Damian’s Paths of Hate and, later, Fish Night open the door for Platige Image to collaborate with Electronic Arts on the Apex Legends series. One of the world’s leading video game publishers, when planning to expand its flagship game title into animation, takes notice of the director’s distinctive style.

Read more about Paths of Hate and the making of the film on our BEHANCE.


Emotions are the essence of cinema. They’re present in every single movie, whether it’s a funny and silly comedy or a touching, serious drama. And also in animations. From the director’s standpoint, which is the better vessel to carry and convey emotions? A living, breathing actor, or an animated one, not necessarily a human?

“Animation, creating worlds, manipulating reality – all of these give you a lot of room for manoeuvre. In an animated movie, the director is as close to his digital actor as he is to the scenery or lighting. When I design scenes, when I load them to the RAM memory in my head, they are 100% complete: fully cut and with sound. I express emotions through everything in the frame. It seems easier to do in an animated movie than in live action, where the end result often depends on the human factor, other people, and their random chemistry,” Damian explains.

With his subsequent projects, Damian proves that he feels confident in any genre. He creates City of Ruins, numerous video game cinematics, the feature film Another Day of Life and Fish Night, an animation within the Love, Death & Robots anthology.

After all of this, does Damian want to return to comedy at some point? Or would he rather keep dealing in deeper emotions?

“The animated films that I find the most satisfying are the ones that allow me to play with surrealism, manipulate space on an epic scale, and give the viewer a bomb of condensed energy. This is possible in any film genre,” says the director.

Damian dedicated many years to making his feature-length animation Another Day of Life, based on the book by Ryszard Kapuściński, and the film received a number of prestigious prizes, including a European Film Award.

“The movie came with a price,” the director admits. “The burden of this experience is what’s stopping me from attempting something new on this scale again. But, on the other hand, a smaller scale now seems much less appealing.”


Just like in his student years, Damian is tired. However, now he has the experience and knows what to do to vent his emotions through film. When asked about his greatest dream, he answers with a smile, and somewhat mysteriously:

“It depends on the time of day, and how much time has passed from my last snack.”

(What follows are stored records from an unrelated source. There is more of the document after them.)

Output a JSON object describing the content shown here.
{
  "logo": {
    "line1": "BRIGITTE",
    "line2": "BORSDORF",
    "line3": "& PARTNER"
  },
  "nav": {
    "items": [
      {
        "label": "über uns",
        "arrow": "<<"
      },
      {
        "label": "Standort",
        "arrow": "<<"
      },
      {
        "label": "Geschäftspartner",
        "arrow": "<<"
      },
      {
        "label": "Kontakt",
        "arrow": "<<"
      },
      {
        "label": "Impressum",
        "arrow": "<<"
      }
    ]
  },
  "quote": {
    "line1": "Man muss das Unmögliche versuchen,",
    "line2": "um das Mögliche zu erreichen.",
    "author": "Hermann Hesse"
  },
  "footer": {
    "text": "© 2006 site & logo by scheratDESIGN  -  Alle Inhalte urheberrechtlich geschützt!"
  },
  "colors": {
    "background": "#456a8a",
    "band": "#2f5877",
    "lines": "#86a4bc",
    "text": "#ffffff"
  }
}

Now you can get acquainted with the beginnings of Damian’s career with Platige Originals: Long Story Shorts as both The Great Escape and Paths of Hate are available on our Vimeo channel: LONG STORY SHORTS.